A new global review says that women are nearly twice as likely to experience anxiety as men, and that part of this could simply be because women have more to worry about than their male counterparts.
The review of 48 pieces, published in Brain and Behavior, notes that people under 35 and those with health problems are more likely to have anxiety as well. The authors note that four of every 100 people globally experience anxiety, and that number is at its highest in North America, where eight of every 100 people report anxiety.
Four and eight percent might not seem huge, but they're significant. For instance, if a distant relative said they're moving into your home but would only take up four percent of your square footage, you might consider four percent to be relatively small, but really quite significant.

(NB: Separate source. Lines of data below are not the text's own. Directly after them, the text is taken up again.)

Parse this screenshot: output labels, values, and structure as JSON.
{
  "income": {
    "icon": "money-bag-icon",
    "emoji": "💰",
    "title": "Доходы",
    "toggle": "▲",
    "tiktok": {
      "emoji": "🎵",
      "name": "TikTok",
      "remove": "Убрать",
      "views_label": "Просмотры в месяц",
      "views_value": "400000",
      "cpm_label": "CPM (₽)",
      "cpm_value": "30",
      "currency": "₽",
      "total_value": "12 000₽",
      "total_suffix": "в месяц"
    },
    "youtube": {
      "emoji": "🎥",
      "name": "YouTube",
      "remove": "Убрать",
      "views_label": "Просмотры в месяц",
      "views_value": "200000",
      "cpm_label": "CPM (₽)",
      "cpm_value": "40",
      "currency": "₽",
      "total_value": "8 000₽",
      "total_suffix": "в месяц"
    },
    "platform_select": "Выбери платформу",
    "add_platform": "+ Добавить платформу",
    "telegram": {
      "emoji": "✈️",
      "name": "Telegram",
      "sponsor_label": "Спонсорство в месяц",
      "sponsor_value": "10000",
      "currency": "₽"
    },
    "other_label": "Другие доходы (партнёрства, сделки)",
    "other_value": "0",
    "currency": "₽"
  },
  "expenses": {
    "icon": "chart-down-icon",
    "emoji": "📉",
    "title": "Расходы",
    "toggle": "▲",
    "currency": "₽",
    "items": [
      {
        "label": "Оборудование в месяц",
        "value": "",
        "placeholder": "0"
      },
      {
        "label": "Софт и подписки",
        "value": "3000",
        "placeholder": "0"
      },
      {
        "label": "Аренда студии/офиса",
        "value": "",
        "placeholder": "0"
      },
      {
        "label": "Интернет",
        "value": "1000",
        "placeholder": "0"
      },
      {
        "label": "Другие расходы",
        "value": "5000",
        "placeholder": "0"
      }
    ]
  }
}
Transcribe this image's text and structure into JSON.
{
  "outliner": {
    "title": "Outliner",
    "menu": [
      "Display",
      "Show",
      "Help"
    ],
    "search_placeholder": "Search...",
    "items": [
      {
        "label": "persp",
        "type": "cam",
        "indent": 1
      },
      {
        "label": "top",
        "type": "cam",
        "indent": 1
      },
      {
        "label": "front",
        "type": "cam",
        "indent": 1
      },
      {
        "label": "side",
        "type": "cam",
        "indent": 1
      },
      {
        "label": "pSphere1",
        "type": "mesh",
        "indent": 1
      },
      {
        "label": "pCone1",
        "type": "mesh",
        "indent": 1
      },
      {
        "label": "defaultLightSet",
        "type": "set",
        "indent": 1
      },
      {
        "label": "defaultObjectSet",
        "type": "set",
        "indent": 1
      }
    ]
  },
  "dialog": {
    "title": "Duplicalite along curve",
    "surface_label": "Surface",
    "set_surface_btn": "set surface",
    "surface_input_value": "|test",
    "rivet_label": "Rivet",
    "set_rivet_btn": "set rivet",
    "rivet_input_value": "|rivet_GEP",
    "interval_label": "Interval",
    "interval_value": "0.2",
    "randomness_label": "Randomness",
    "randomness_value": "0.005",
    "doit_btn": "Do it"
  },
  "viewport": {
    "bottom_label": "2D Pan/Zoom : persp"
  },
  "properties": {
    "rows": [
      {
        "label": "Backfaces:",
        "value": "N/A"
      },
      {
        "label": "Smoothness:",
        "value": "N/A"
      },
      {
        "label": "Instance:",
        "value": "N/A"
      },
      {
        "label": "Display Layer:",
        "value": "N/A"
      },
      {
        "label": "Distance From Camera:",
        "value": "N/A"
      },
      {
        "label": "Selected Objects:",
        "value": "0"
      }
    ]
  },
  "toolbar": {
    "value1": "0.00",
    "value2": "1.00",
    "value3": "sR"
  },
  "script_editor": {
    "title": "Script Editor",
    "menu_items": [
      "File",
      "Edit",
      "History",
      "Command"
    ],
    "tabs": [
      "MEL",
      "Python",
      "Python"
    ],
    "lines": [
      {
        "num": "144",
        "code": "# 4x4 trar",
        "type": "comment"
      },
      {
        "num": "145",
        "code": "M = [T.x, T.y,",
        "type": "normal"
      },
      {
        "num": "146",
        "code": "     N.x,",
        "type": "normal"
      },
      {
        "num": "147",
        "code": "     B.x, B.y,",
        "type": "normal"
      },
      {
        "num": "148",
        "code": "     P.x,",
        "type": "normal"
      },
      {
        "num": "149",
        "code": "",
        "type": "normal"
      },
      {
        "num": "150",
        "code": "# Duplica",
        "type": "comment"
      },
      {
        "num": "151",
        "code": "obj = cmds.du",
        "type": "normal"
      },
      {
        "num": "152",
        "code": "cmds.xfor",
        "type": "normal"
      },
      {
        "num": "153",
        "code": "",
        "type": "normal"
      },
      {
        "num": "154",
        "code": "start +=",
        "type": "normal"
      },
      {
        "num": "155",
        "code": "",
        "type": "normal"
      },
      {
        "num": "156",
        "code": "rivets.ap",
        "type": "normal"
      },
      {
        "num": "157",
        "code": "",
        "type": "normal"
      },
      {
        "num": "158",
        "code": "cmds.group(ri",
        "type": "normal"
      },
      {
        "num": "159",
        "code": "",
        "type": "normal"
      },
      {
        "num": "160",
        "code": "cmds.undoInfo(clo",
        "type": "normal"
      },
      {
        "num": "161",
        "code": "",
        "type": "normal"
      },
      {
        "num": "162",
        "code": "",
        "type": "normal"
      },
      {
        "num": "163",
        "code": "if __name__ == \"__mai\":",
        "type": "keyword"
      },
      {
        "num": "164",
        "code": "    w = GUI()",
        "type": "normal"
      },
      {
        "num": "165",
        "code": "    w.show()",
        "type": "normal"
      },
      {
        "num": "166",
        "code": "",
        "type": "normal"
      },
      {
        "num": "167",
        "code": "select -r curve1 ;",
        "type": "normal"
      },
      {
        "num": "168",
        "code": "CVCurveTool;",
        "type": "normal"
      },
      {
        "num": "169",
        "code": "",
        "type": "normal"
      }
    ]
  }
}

Women being twice as likely to develop anxiety was of special note, and led the Cambridge University researchers to hypothesize that it's in part because women have more to worry about even setting aside that pregnant women and new moms have lots of extra concerns, which may contribute to the fact that they're a population found to have higher rates of obsessive-compulsive disorder than the general population.